DATASET RECORDS Start Marker
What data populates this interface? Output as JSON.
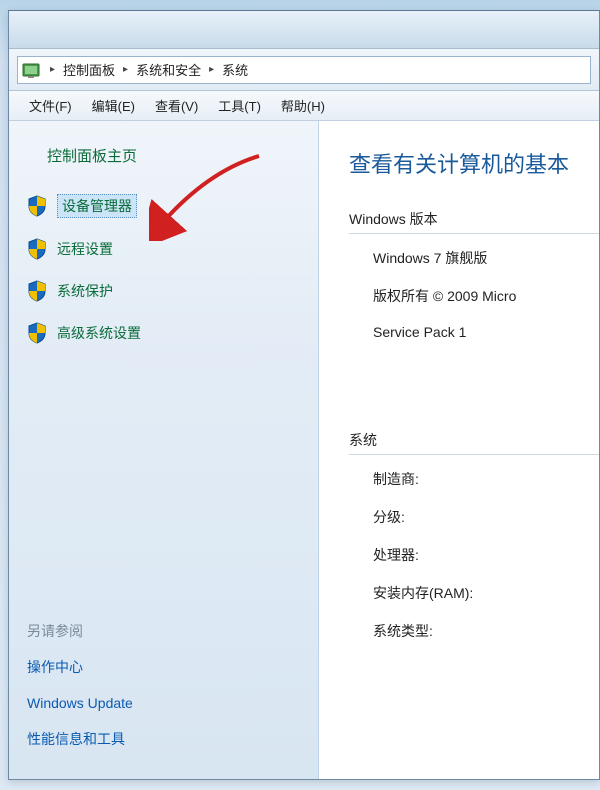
{
  "breadcrumb": {
    "items": [
      "控制面板",
      "系统和安全",
      "系统"
    ]
  },
  "menubar": {
    "file": "文件(F)",
    "edit": "编辑(E)",
    "view": "查看(V)",
    "tools": "工具(T)",
    "help": "帮助(H)"
  },
  "sidebar": {
    "title": "控制面板主页",
    "links": {
      "device_manager": "设备管理器",
      "remote_settings": "远程设置",
      "system_protection": "系统保护",
      "advanced_settings": "高级系统设置"
    },
    "see_also": {
      "title": "另请参阅",
      "action_center": "操作中心",
      "windows_update": "Windows Update",
      "perf_info": "性能信息和工具"
    }
  },
  "main": {
    "heading": "查看有关计算机的基本",
    "windows_edition": {
      "label": "Windows 版本",
      "edition": "Windows 7 旗舰版",
      "copyright": "版权所有 © 2009 Micro",
      "service_pack": "Service Pack 1"
    },
    "system": {
      "label": "系统",
      "manufacturer": "制造商:",
      "rating": "分级:",
      "processor": "处理器:",
      "ram": "安装内存(RAM):",
      "system_type": "系统类型:"
    }
  }
}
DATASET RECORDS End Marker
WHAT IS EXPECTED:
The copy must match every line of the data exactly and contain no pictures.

RESULT BELOW:
What data populates this interface? Output as JSON.
{
  "breadcrumb": {
    "items": [
      "控制面板",
      "系统和安全",
      "系统"
    ]
  },
  "menubar": {
    "file": "文件(F)",
    "edit": "编辑(E)",
    "view": "查看(V)",
    "tools": "工具(T)",
    "help": "帮助(H)"
  },
  "sidebar": {
    "title": "控制面板主页",
    "links": {
      "device_manager": "设备管理器",
      "remote_settings": "远程设置",
      "system_protection": "系统保护",
      "advanced_settings": "高级系统设置"
    },
    "see_also": {
      "title": "另请参阅",
      "action_center": "操作中心",
      "windows_update": "Windows Update",
      "perf_info": "性能信息和工具"
    }
  },
  "main": {
    "heading": "查看有关计算机的基本",
    "windows_edition": {
      "label": "Windows 版本",
      "edition": "Windows 7 旗舰版",
      "copyright": "版权所有 © 2009 Micro",
      "service_pack": "Service Pack 1"
    },
    "system": {
      "label": "系统",
      "manufacturer": "制造商:",
      "rating": "分级:",
      "processor": "处理器:",
      "ram": "安装内存(RAM):",
      "system_type": "系统类型:"
    }
  }
}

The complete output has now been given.